Dataset rows describing interfaces:
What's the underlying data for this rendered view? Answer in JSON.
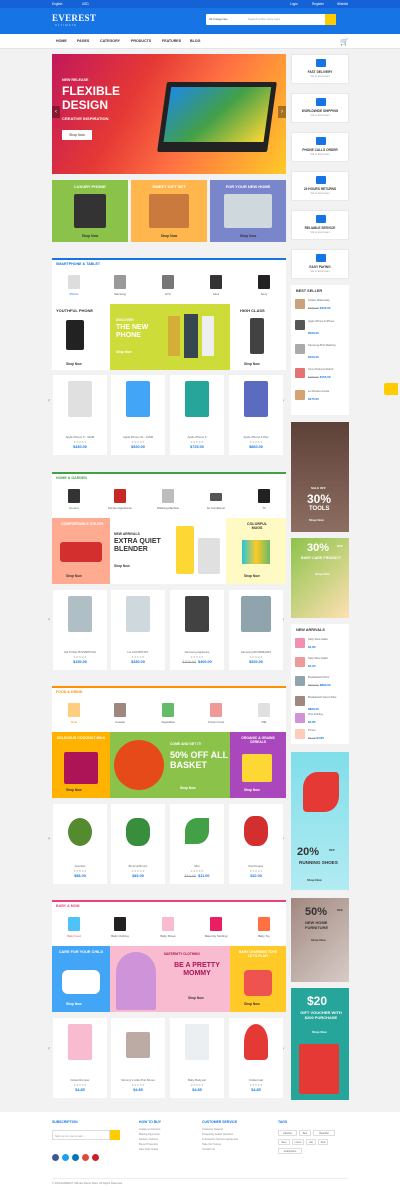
{
  "topbar": {
    "language": "English",
    "currency": "USD",
    "login": "Login",
    "register": "Register",
    "wishlist": "Wishlist"
  },
  "header": {
    "logo": "EVEREST",
    "logo_sub": "ULTIMATE",
    "search_category": "All Categories",
    "search_placeholder": "Search entire store here"
  },
  "nav": [
    "HOME",
    "PAGES",
    "CATEGORY",
    "PRODUCTS",
    "FEATURES",
    "BLOG"
  ],
  "slider": {
    "kicker": "NEW RELEASE",
    "line1": "FLEXIBLE",
    "line2": "DESIGN",
    "line3": "CREATIVE INSPIRATION",
    "button": "Shop Now"
  },
  "promos": [
    {
      "title": "LUXURY PHONE",
      "button": "Shop Now",
      "color": "#8bc34a"
    },
    {
      "title": "SWEET GIFT SET",
      "button": "Shop Now",
      "color": "#ffb74d"
    },
    {
      "title": "FOR YOUR NEW HOME",
      "button": "Shop Now",
      "color": "#7986cb"
    }
  ],
  "services": [
    {
      "label": "FAST DELIVERY",
      "sub": "Vel ut accumsan"
    },
    {
      "label": "WORLDWIDE SHIPPING",
      "sub": "Vel ut accumsan"
    },
    {
      "label": "PHONE CALLS ORDER",
      "sub": "Vel ut accumsan"
    },
    {
      "label": "24 HOURS RETURNS",
      "sub": "Vel ut accumsan"
    },
    {
      "label": "RELIABLE SERVICE",
      "sub": "Vel ut accumsan"
    },
    {
      "label": "EASY PAYING",
      "sub": "Vel ut accumsan"
    }
  ],
  "bestseller": {
    "title": "BEST SELLER",
    "items": [
      {
        "name": "Nullam Malesuada",
        "price": "$400.00",
        "old": "$535.00"
      },
      {
        "name": "Apple iPhone 6 iPhone",
        "price": "$520.00"
      },
      {
        "name": "Samsung 8KG Washing",
        "price": "$150.00"
      },
      {
        "name": "Sony Products Refurb",
        "price": "$155.00",
        "old": "$299.00"
      },
      {
        "name": "Le Mondes Gentle",
        "price": "$475.00"
      }
    ]
  },
  "side_banners": [
    {
      "big": "30%",
      "mid": "TOOLS",
      "top": "SALE OFF",
      "btn": "Shop Now"
    },
    {
      "big": "30%",
      "mid": "BABY CARE PRODUCT",
      "top": "OFF",
      "btn": "Shop Now"
    }
  ],
  "newarrivals": {
    "title": "NEW ARRIVALS",
    "items": [
      {
        "name": "Salty Wine Hallet",
        "price": "$4.85"
      },
      {
        "name": "Salty Wine Hallet",
        "price": "$4.95"
      },
      {
        "name": "Breakfasted Mirror",
        "price": "$860.00",
        "old": "$990.00"
      },
      {
        "name": "Breakfasted Velvet Toilet",
        "price": "$860.00"
      },
      {
        "name": "First birthday",
        "price": "$4.85"
      },
      {
        "name": "Printer",
        "price": "$4.85",
        "old": "$5.00"
      }
    ]
  },
  "side_banners2": [
    {
      "big": "20%",
      "mid": "RUNNING SHOES",
      "top": "OFF",
      "btn": "Shop Now"
    },
    {
      "big": "50%",
      "top": "OFF",
      "mid": "NEW HOME FURNITURE",
      "btn": "Shop Now"
    },
    {
      "big": "$20",
      "mid": "GIFT VOUCHER WITH $200 PURCHASE",
      "btn": "Shop Now"
    }
  ],
  "sections": [
    {
      "title": "SMARTPHONE & TABLET",
      "color": "#1674e4",
      "cats": [
        "iPhone",
        "Samsung",
        "HTC",
        "Asus",
        "Sony"
      ],
      "banners": {
        "left": "YOUTHFUL PHONE",
        "mid_small": "DISCOVER",
        "mid": "THE NEW PHONE",
        "right": "HIGH CLASS",
        "btn": "Shop Now"
      },
      "products": [
        {
          "name": "Apple iPhone 5 - 32GB",
          "price": "$330.00"
        },
        {
          "name": "Apple iPhone 5s - 16GB",
          "price": "$520.00"
        },
        {
          "name": "Apple iPhone 6",
          "price": "$725.00"
        },
        {
          "name": "Apple iPhone 6 Plus",
          "price": "$860.00"
        }
      ]
    },
    {
      "title": "HOME & GARDEN",
      "color": "#43a047",
      "cats": [
        "Speaker",
        "Kitchen Appliances",
        "Washing Machine",
        "Air Conditioner",
        "TV"
      ],
      "banners": {
        "left": "COMFORTABLE COUCH",
        "mid_small": "NEW ARRIVALS",
        "mid": "EXTRA QUIET BLENDER",
        "right": "COLORFUL MUGS",
        "btn": "Shop Now"
      },
      "products": [
        {
          "name": "GE Profile PFSS6PKXSS",
          "price": "$150.00"
        },
        {
          "name": "LG LFX25973ST",
          "price": "$330.00"
        },
        {
          "name": "Samsung Appliance",
          "price": "$400.00",
          "old": "$705.00"
        },
        {
          "name": "Samsung RF4289HARS",
          "price": "$520.00"
        }
      ]
    },
    {
      "title": "FOOD & DRINK",
      "color": "#ff8f00",
      "cats": [
        "Meat",
        "Cereals",
        "Vegetables",
        "Frozen Food",
        "Milk"
      ],
      "banners": {
        "left": "DELICIOUS COCONUT MILK",
        "mid_small": "COME AND GET IT!",
        "mid": "50% OFF ALL BASKET",
        "right": "ORGANIC & GRAINS CEREALS",
        "btn": "Shop Now"
      },
      "products": [
        {
          "name": "Avocado",
          "price": "$58.00"
        },
        {
          "name": "Broccoli Bunch",
          "price": "$45.00"
        },
        {
          "name": "Mint",
          "price": "$11.00",
          "old": "$14.00"
        },
        {
          "name": "Red Pepper",
          "price": "$10.00"
        }
      ]
    },
    {
      "title": "BABY & MOM",
      "color": "#ec407a",
      "cats": [
        "Baby Food",
        "Baby Clothing",
        "Baby Shoes",
        "Maternity Clothing",
        "Baby Toy"
      ],
      "banners": {
        "left": "CARE FOR YOUR CHILD",
        "mid_small": "MATERNITY CLOTHING",
        "mid": "BE A PRETTY MOMMY",
        "right": "BABY LEARNING TOYS LET'S PLAY!",
        "btn": "Shop Now"
      },
      "products": [
        {
          "name": "Dotted Romper",
          "price": "$4.85"
        },
        {
          "name": "Mommy's Little Pink Shoes",
          "price": "$4.85"
        },
        {
          "name": "Baby Bodysuit",
          "price": "$4.85"
        },
        {
          "name": "Knitted Hat",
          "price": "$4.85"
        }
      ]
    }
  ],
  "footer": {
    "subscription": "SUBSCRIPTION",
    "email_placeholder": "Sign up for your email ...",
    "how": "HOW TO BUY",
    "how_links": [
      "Create an Account",
      "Making Payments",
      "Delivery Options",
      "Buyer Protection",
      "New User Guide"
    ],
    "cs": "CUSTOMER SERVICE",
    "cs_links": [
      "Customer Support",
      "Frequently Asked Question",
      "Transaction Service Agreement",
      "Take Our Survey",
      "Contact Us"
    ],
    "tags": "TAGS",
    "tag_list": [
      "watches",
      "Bed",
      "Beautiful",
      "Sexy",
      "Lorem",
      "Girl",
      "Red",
      "smartphone"
    ],
    "copyright": "© 2016 EVEREST Ultimate Demo Store. All Rights Reserved."
  }
}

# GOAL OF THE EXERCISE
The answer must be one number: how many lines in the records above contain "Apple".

# EXERCISE SOLUTION
5